[EXERCISE INPUT Boundary: Start]
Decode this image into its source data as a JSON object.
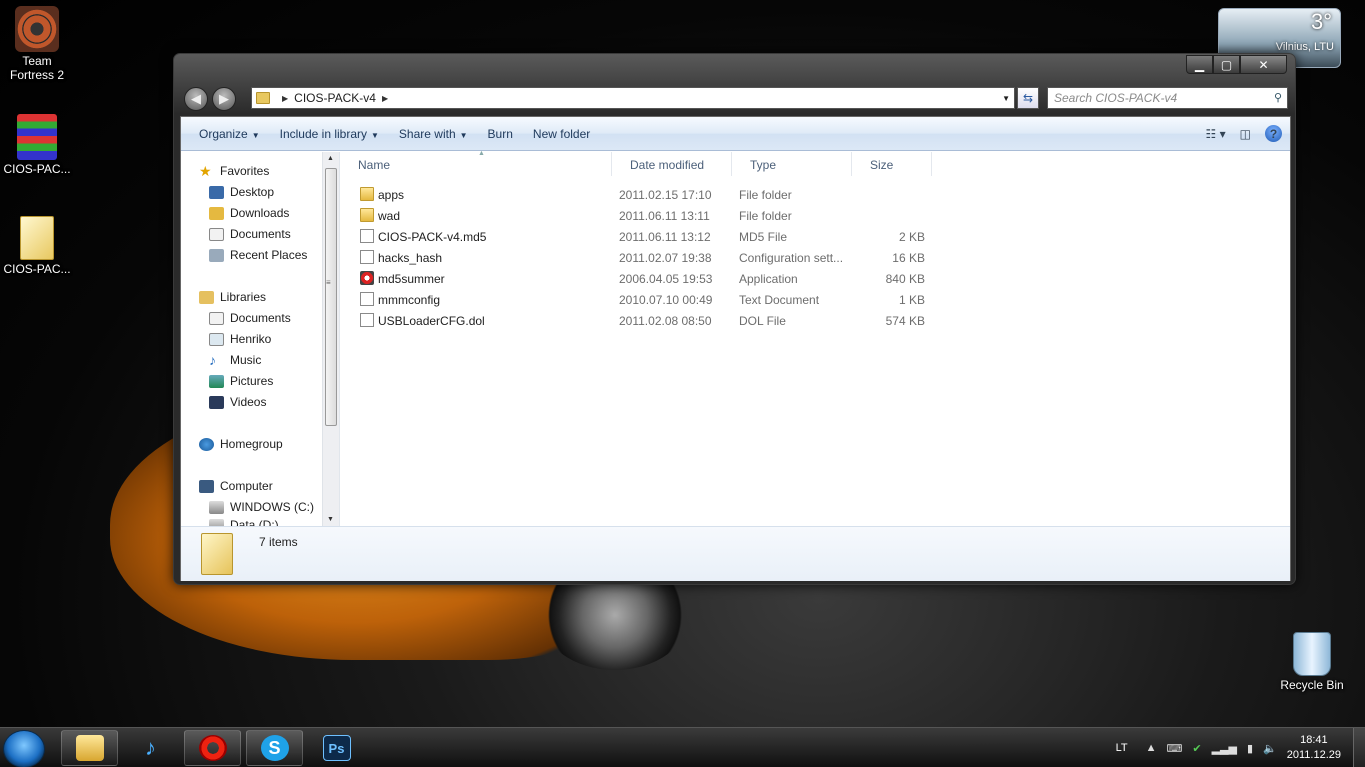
{
  "desktop": {
    "icons": [
      {
        "label": "Team\nFortress 2",
        "icon": "tf2-game-icon"
      },
      {
        "label": "CIOS-PAC...",
        "icon": "winrar-archive-icon"
      },
      {
        "label": "CIOS-PAC...",
        "icon": "folder-icon"
      },
      {
        "label": "Recycle Bin",
        "icon": "recycle-bin-icon"
      }
    ],
    "weather": {
      "temp": "3°",
      "city": "Vilnius, LTU"
    }
  },
  "window": {
    "controls": {
      "minimize": "▁",
      "maximize": "▢",
      "close": "✕"
    },
    "address": {
      "path": "CIOS-PACK-v4"
    },
    "search": {
      "placeholder": "Search CIOS-PACK-v4"
    },
    "toolbar": {
      "organize": "Organize",
      "include": "Include in library",
      "share": "Share with",
      "burn": "Burn",
      "new_folder": "New folder"
    },
    "nav": {
      "favorites": "Favorites",
      "desktop": "Desktop",
      "downloads": "Downloads",
      "documents": "Documents",
      "recent": "Recent Places",
      "libraries": "Libraries",
      "lib_documents": "Documents",
      "henriko": "Henriko",
      "music": "Music",
      "pictures": "Pictures",
      "videos": "Videos",
      "homegroup": "Homegroup",
      "computer": "Computer",
      "drive_c": "WINDOWS (C:)",
      "drive_d": "Data (D:)"
    },
    "columns": {
      "name": "Name",
      "date": "Date modified",
      "type": "Type",
      "size": "Size"
    },
    "files": [
      {
        "name": "apps",
        "date": "2011.02.15 17:10",
        "type": "File folder",
        "size": "",
        "icon": "folder"
      },
      {
        "name": "wad",
        "date": "2011.06.11 13:11",
        "type": "File folder",
        "size": "",
        "icon": "folder"
      },
      {
        "name": "CIOS-PACK-v4.md5",
        "date": "2011.06.11 13:12",
        "type": "MD5 File",
        "size": "2 KB",
        "icon": "file"
      },
      {
        "name": "hacks_hash",
        "date": "2011.02.07 19:38",
        "type": "Configuration sett...",
        "size": "16 KB",
        "icon": "cfg"
      },
      {
        "name": "md5summer",
        "date": "2006.04.05 19:53",
        "type": "Application",
        "size": "840 KB",
        "icon": "app"
      },
      {
        "name": "mmmconfig",
        "date": "2010.07.10 00:49",
        "type": "Text Document",
        "size": "1 KB",
        "icon": "file"
      },
      {
        "name": "USBLoaderCFG.dol",
        "date": "2011.02.08 08:50",
        "type": "DOL File",
        "size": "574 KB",
        "icon": "file"
      }
    ],
    "status": {
      "count": "7 items"
    }
  },
  "taskbar": {
    "buttons": [
      {
        "glyph": "",
        "icon": "explorer-icon"
      },
      {
        "glyph": "♪",
        "icon": "music-player-icon"
      },
      {
        "glyph": "O",
        "icon": "opera-icon"
      },
      {
        "glyph": "S",
        "icon": "skype-icon"
      },
      {
        "glyph": "Ps",
        "icon": "photoshop-icon"
      }
    ],
    "tray": {
      "lang": "LT",
      "time": "18:41",
      "date": "2011.12.29"
    }
  }
}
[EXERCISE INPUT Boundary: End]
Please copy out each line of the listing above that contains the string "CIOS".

        "label": "CIOS-PAC...",
        "label": "CIOS-PAC...",
      "path": "CIOS-PACK-v4"
      "placeholder": "Search CIOS-PACK-v4"
        "name": "CIOS-PACK-v4.md5",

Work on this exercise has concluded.